SoftBank is an investor in ride-hailing firms around the world including Didi, most recently becoming Uber Technologies Inc’s largest shareholder in January.

Didi and taxi firm Daiichi Koutsu Sangyo Co Ltd plan to offer taxi-hailing services to visitors from mainland China, with the taxi firm saying on Monday that it was also in talks with Uber.

On Tuesday Uber’s new chief executive, Dara Khosrowshahi, told investors in Tokyo that Uber must change the way it does business in Japan.

“It is clear to me that we need to come in with partnership in mind and in particular partnership with the taxi industry,” he said without providing specifics.

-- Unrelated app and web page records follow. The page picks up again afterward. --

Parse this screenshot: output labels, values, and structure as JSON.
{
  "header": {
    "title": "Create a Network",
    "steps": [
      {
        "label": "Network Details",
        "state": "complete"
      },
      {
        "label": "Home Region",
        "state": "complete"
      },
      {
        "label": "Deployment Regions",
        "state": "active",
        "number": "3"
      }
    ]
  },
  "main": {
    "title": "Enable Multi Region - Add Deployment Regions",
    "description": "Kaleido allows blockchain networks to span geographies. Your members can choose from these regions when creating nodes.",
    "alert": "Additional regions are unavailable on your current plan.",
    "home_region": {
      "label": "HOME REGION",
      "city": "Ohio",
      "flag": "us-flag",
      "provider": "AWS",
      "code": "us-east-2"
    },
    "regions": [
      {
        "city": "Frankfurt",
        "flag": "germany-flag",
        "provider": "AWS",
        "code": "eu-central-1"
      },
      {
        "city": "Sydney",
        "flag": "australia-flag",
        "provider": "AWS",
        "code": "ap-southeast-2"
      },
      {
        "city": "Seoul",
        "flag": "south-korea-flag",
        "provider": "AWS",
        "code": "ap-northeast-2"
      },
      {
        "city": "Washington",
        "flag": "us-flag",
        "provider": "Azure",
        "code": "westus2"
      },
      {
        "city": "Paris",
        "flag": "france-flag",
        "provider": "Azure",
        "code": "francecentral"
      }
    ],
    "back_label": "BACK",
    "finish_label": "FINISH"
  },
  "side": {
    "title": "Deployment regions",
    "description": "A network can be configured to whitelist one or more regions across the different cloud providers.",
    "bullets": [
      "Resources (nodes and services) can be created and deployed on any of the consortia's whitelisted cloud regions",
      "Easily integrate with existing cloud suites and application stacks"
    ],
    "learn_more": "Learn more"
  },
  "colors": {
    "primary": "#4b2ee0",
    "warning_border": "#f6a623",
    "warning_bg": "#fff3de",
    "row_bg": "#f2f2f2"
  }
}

Some of the most vigorous opposition to industry deregulation has come from the “prince of taxis” Ichiro Kawanabe, chairman of Japan’s largest taxi firm Nihon Kotsu Co Ltd.

Kawanabe has set up its own taxi-hailing company, JapanTaxi, winning investment from Toyota Motor Corp along the way, and has 60,000 taxis registered with the service.

(This story corrects penultimate paragraph to show Kawanabe is chairman of Nihon Kotsu, not president. Kawanabe is president of JapanTaxi)

(Reporting by Minami Funakoshi and Sam Nussey; Additional reporting by Susan Mathew; Editing by Stephen Coates and Christopher Cushing)

Uber CEO sees commercialization of flying taxis in 5-10 years

February 20, 2018

TOKYO (Reuters) – Uber Technologies Inc Chief Executive Officer Dara Khosrowshahi said on Tuesday he can see commercialization of the Uber Air flying taxi service happening within five to 10 years.

The U.S. ride-hailing app maker has said it expects flying vehicles to eventually become an affordable method of mass transportation.

Khosrowshahi was speaking at an investor forum in Tokyo on his first visit to Asia as Uber CEO.

Ride-hailing firms such as Uber see populous Japan as a potentially lucrative market and are pressing regulators to ease stringent rules governing the taxi industry.

(Reporting by Sam NusseyEditing by Christopher Cushing)